Shifts in Attitudes toward Coyotes on the Urbanized East Coast: The Cape Cod Experience, 2005-2012
Human Dimensions of Wildlife: An International Journal (2015)
  • Jennifer Jackman, Professor, Salem State College
  • Allen Rutberg
Abstract
The migration of coyotes to northeastern United States since the mid-twentieth century has increased human-coyote interactions. This article offers insights into the evolution of attitudes toward Eastern coyotes by analyzing survey data from voters on Cape Cod, Massachusetts in 2005 and 2012. Responses were obtained in a region where familiarity and conflict with coyotes was high. The data supported growing acceptance of coyotes and increased opposition to lethal control. While previous research has found women to feel more negative toward and fearful of large carnivores, in this study gender differences in acceptance and fear of coyotes diminished with time. Greater opposition among women to lethal interventions persisted. Future studies should examine the gender and geographic dimensions of attitudinal change to more fully understand attitudes toward wildlife in urbanized environments.
Disciplines
Publication Date
2015
Citation Information
Jennifer Jackman and Allen Rutberg. "Shifts in Attitudes toward Coyotes on the Urbanized East Coast: The Cape Cod Experience, 2005-2012" Human Dimensions of Wildlife: An International Journal (2015)

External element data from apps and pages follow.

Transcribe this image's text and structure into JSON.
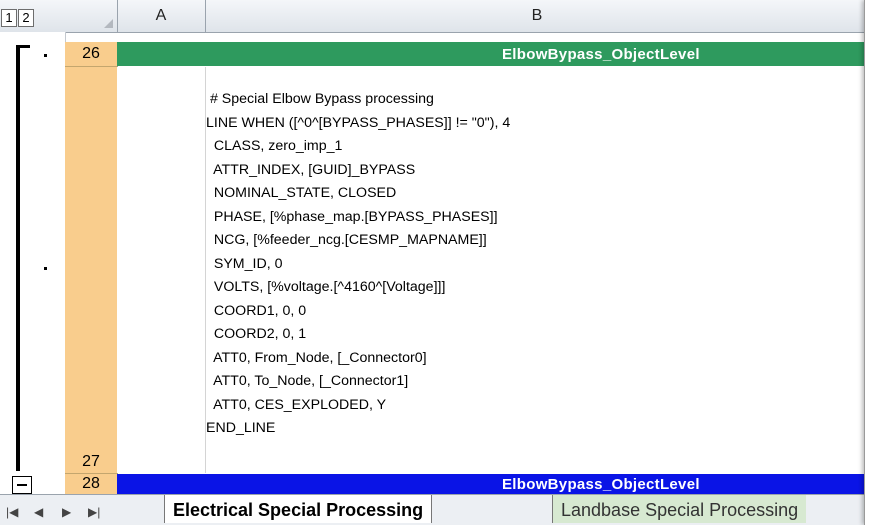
{
  "outline_levels": [
    "1",
    "2"
  ],
  "columns": [
    {
      "label": "A"
    },
    {
      "label": "B"
    }
  ],
  "rows": {
    "r26": "26",
    "r27": "27",
    "r28": "28"
  },
  "band_top": {
    "text": "ElbowBypass_ObjectLevel",
    "color": "#2e9a5e"
  },
  "band_bottom": {
    "text": "ElbowBypass_ObjectLevel",
    "color": "#0a14e6"
  },
  "cell_lines": [
    " # Special Elbow Bypass processing",
    "LINE WHEN ([^0^[BYPASS_PHASES]] != \"0\"), 4",
    "  CLASS, zero_imp_1",
    "  ATTR_INDEX, [GUID]_BYPASS",
    "  NOMINAL_STATE, CLOSED",
    "  PHASE, [%phase_map.[BYPASS_PHASES]]",
    "  NCG, [%feeder_ncg.[CESMP_MAPNAME]]",
    "  SYM_ID, 0",
    "  VOLTS, [%voltage.[^4160^[Voltage]]]",
    "  COORD1, 0, 0",
    "  COORD2, 0, 1",
    "  ATT0, From_Node, [_Connector0]",
    "  ATT0, To_Node, [_Connector1]",
    "  ATT0, CES_EXPLODED, Y",
    "END_LINE"
  ],
  "sheet_tabs": {
    "active": "Electrical Special Processing",
    "next": "Landbase Special Processing"
  }
}
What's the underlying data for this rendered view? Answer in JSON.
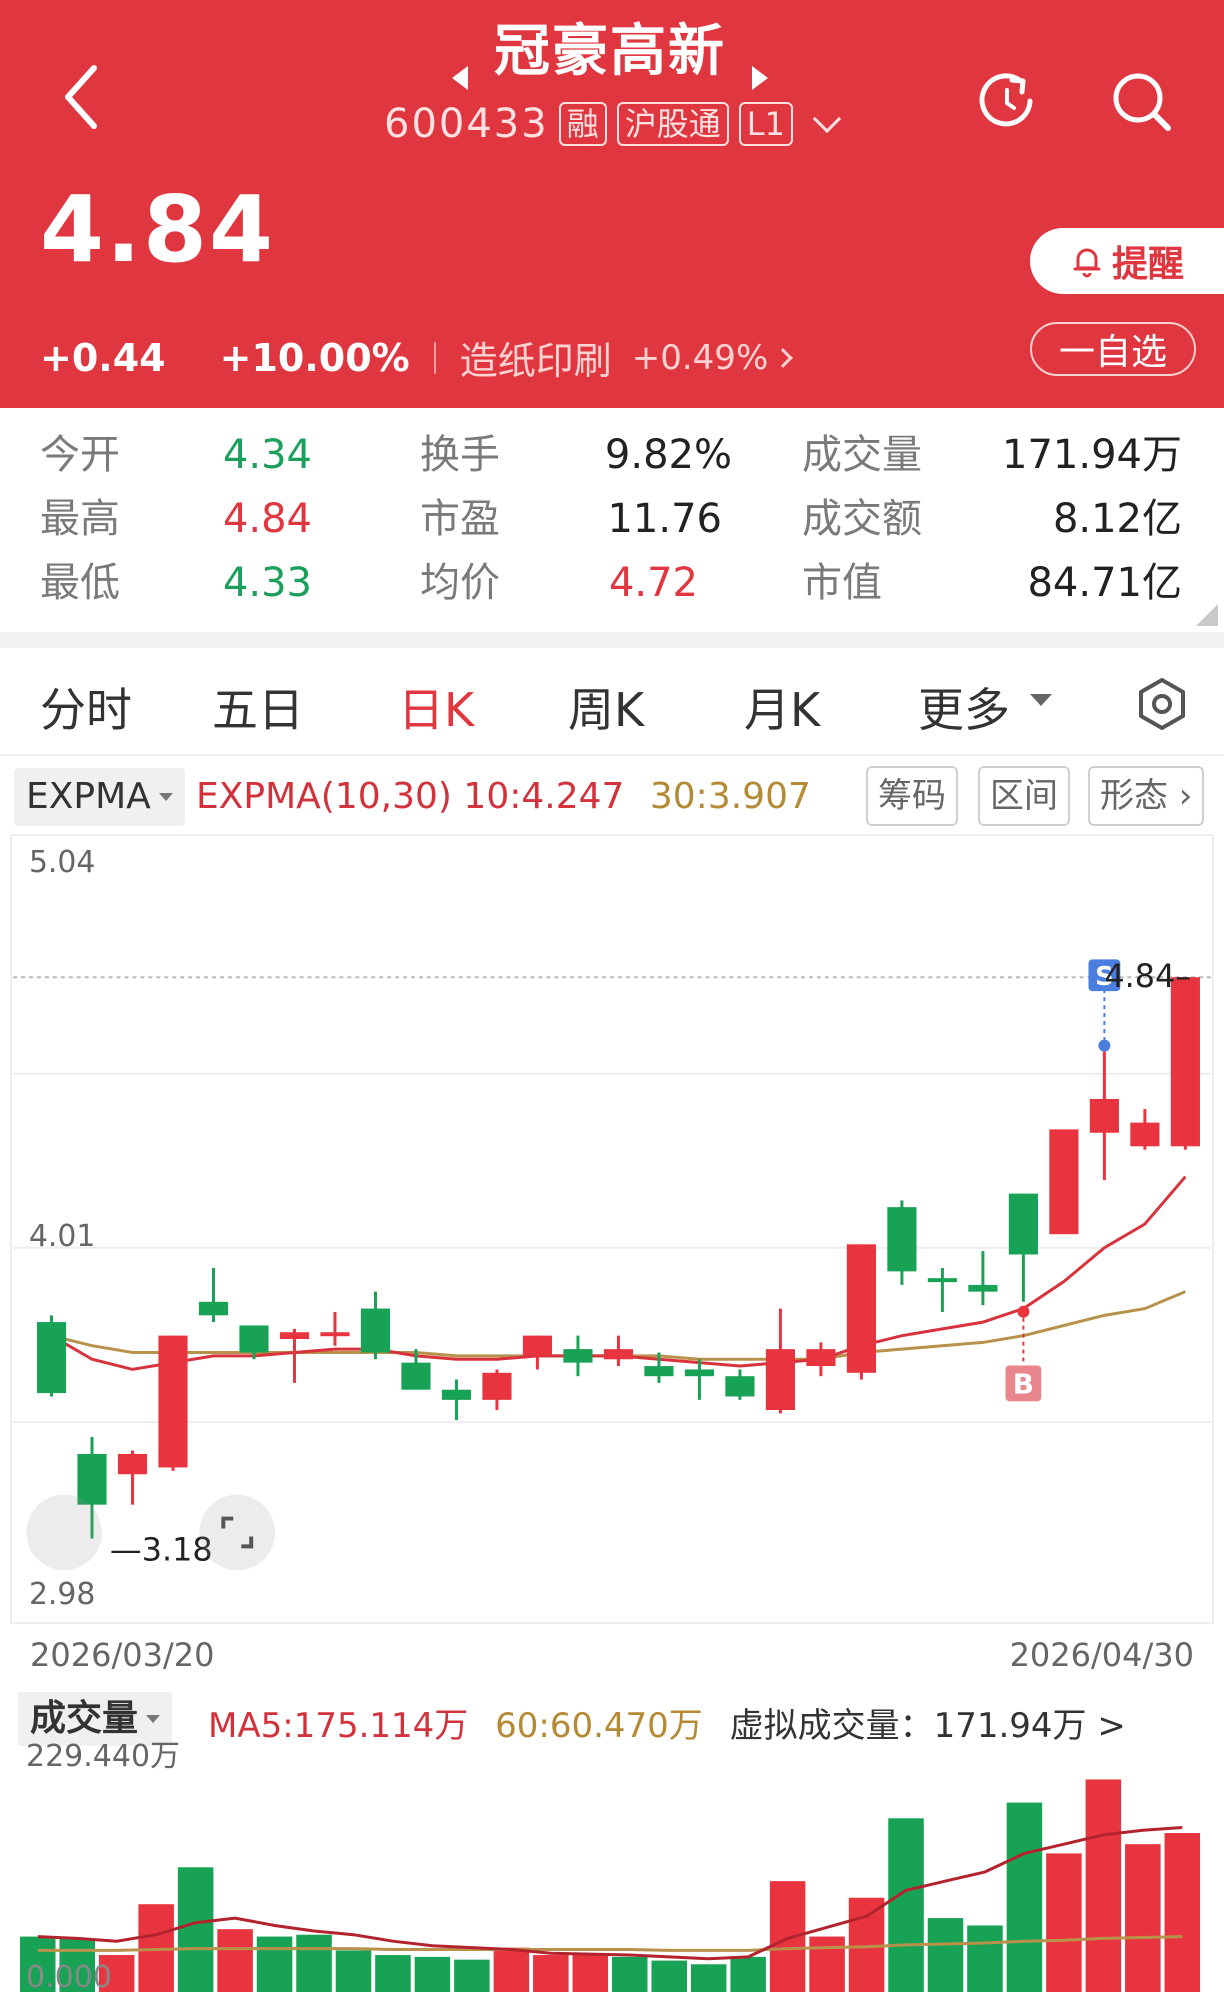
{
  "header": {
    "stock_name": "冠豪高新",
    "code": "600433",
    "tags": [
      "融",
      "沪股通",
      "L1"
    ],
    "price": "4.84",
    "change": "+0.44",
    "change_pct": "+10.00%",
    "sector": "造纸印刷",
    "sector_pct": "+0.49%",
    "alert_label": "提醒",
    "watchlist_label": "一自选",
    "bg_color": "#e0363f"
  },
  "stats": {
    "rows": [
      [
        {
          "label": "今开",
          "value": "4.34",
          "color": "green"
        },
        {
          "label": "换手",
          "value": "9.82%",
          "color": "dark"
        },
        {
          "label": "成交量",
          "value": "171.94万",
          "color": "dark"
        }
      ],
      [
        {
          "label": "最高",
          "value": "4.84",
          "color": "red"
        },
        {
          "label": "市盈",
          "value": "11.76",
          "color": "dark"
        },
        {
          "label": "成交额",
          "value": "8.12亿",
          "color": "dark"
        }
      ],
      [
        {
          "label": "最低",
          "value": "4.33",
          "color": "green"
        },
        {
          "label": "均价",
          "value": "4.72",
          "color": "red"
        },
        {
          "label": "市值",
          "value": "84.71亿",
          "color": "dark"
        }
      ]
    ]
  },
  "tabs": [
    "分时",
    "五日",
    "日K",
    "周K",
    "月K",
    "更多"
  ],
  "active_tab": "日K",
  "indicator": {
    "selector": "EXPMA",
    "label": "EXPMA(10,30)",
    "value10": "10:4.247",
    "value30": "30:3.907",
    "buttons": [
      "筹码",
      "区间",
      "形态"
    ]
  },
  "chart_data": {
    "type": "candlestick",
    "y_max_label": "5.04",
    "y_mid_label": "4.01",
    "y_min_label": "2.98",
    "ylim": [
      2.98,
      5.04
    ],
    "date_start": "2026/03/20",
    "date_end": "2026/04/30",
    "high_marker": "4.84",
    "low_marker": "3.18",
    "signal_sell": "S",
    "signal_buy": "B",
    "up_color": "#e8343f",
    "down_color": "#18a256",
    "candles": [
      {
        "o": 3.82,
        "c": 3.61,
        "h": 3.84,
        "l": 3.6
      },
      {
        "o": 3.43,
        "c": 3.28,
        "h": 3.48,
        "l": 3.18
      },
      {
        "o": 3.37,
        "c": 3.43,
        "h": 3.44,
        "l": 3.28
      },
      {
        "o": 3.39,
        "c": 3.78,
        "h": 3.78,
        "l": 3.38
      },
      {
        "o": 3.88,
        "c": 3.84,
        "h": 3.98,
        "l": 3.82
      },
      {
        "o": 3.81,
        "c": 3.73,
        "h": 3.81,
        "l": 3.71
      },
      {
        "o": 3.77,
        "c": 3.79,
        "h": 3.8,
        "l": 3.64
      },
      {
        "o": 3.79,
        "c": 3.79,
        "h": 3.85,
        "l": 3.75
      },
      {
        "o": 3.86,
        "c": 3.73,
        "h": 3.91,
        "l": 3.71
      },
      {
        "o": 3.7,
        "c": 3.62,
        "h": 3.74,
        "l": 3.62
      },
      {
        "o": 3.62,
        "c": 3.59,
        "h": 3.65,
        "l": 3.53
      },
      {
        "o": 3.59,
        "c": 3.67,
        "h": 3.68,
        "l": 3.56
      },
      {
        "o": 3.72,
        "c": 3.78,
        "h": 3.78,
        "l": 3.68
      },
      {
        "o": 3.74,
        "c": 3.7,
        "h": 3.78,
        "l": 3.66
      },
      {
        "o": 3.71,
        "c": 3.74,
        "h": 3.78,
        "l": 3.69
      },
      {
        "o": 3.69,
        "c": 3.66,
        "h": 3.73,
        "l": 3.64
      },
      {
        "o": 3.68,
        "c": 3.66,
        "h": 3.71,
        "l": 3.59
      },
      {
        "o": 3.66,
        "c": 3.6,
        "h": 3.68,
        "l": 3.59
      },
      {
        "o": 3.56,
        "c": 3.74,
        "h": 3.86,
        "l": 3.55
      },
      {
        "o": 3.69,
        "c": 3.74,
        "h": 3.76,
        "l": 3.66
      },
      {
        "o": 3.67,
        "c": 4.05,
        "h": 4.05,
        "l": 3.65
      },
      {
        "o": 4.16,
        "c": 3.97,
        "h": 4.18,
        "l": 3.93
      },
      {
        "o": 3.95,
        "c": 3.94,
        "h": 3.98,
        "l": 3.85
      },
      {
        "o": 3.93,
        "c": 3.91,
        "h": 4.03,
        "l": 3.87
      },
      {
        "o": 4.2,
        "c": 4.02,
        "h": 4.2,
        "l": 3.88
      },
      {
        "o": 4.08,
        "c": 4.39,
        "h": 4.39,
        "l": 4.08
      },
      {
        "o": 4.38,
        "c": 4.48,
        "h": 4.62,
        "l": 4.24
      },
      {
        "o": 4.34,
        "c": 4.41,
        "h": 4.45,
        "l": 4.33
      },
      {
        "o": 4.34,
        "c": 4.84,
        "h": 4.84,
        "l": 4.33
      }
    ],
    "ema10": [
      3.78,
      3.71,
      3.68,
      3.7,
      3.72,
      3.72,
      3.73,
      3.74,
      3.74,
      3.72,
      3.71,
      3.71,
      3.72,
      3.72,
      3.72,
      3.71,
      3.7,
      3.69,
      3.7,
      3.71,
      3.75,
      3.78,
      3.8,
      3.82,
      3.86,
      3.94,
      4.04,
      4.11,
      4.25
    ],
    "ema30": [
      3.78,
      3.75,
      3.73,
      3.73,
      3.73,
      3.73,
      3.73,
      3.73,
      3.73,
      3.73,
      3.72,
      3.72,
      3.72,
      3.72,
      3.72,
      3.72,
      3.71,
      3.71,
      3.71,
      3.71,
      3.73,
      3.74,
      3.75,
      3.76,
      3.78,
      3.81,
      3.84,
      3.86,
      3.91
    ]
  },
  "volume": {
    "selector": "成交量",
    "ma5": "MA5:175.114万",
    "ma60": "60:60.470万",
    "virtual": "虚拟成交量：171.94万 >",
    "max_label": "229.440万",
    "min_label": "0.000",
    "ylim": [
      0,
      229.44
    ],
    "bars": [
      60,
      58,
      40,
      95,
      135,
      68,
      60,
      62,
      45,
      40,
      38,
      35,
      48,
      40,
      42,
      38,
      34,
      30,
      38,
      120,
      60,
      102,
      188,
      80,
      72,
      205,
      150,
      230,
      160,
      172
    ],
    "ma5_line": [
      60,
      58,
      55,
      62,
      75,
      80,
      72,
      66,
      62,
      55,
      50,
      48,
      46,
      42,
      41,
      40,
      38,
      36,
      38,
      58,
      70,
      82,
      110,
      120,
      130,
      150,
      160,
      170,
      175,
      178
    ],
    "ma60_line": [
      45,
      45,
      45,
      46,
      47,
      47,
      47,
      47,
      47,
      46,
      46,
      46,
      46,
      46,
      46,
      46,
      45,
      45,
      45,
      47,
      48,
      49,
      51,
      52,
      53,
      55,
      56,
      58,
      59,
      60
    ]
  }
}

Available at: http://works.bepress.com/jennifer_jackman/2/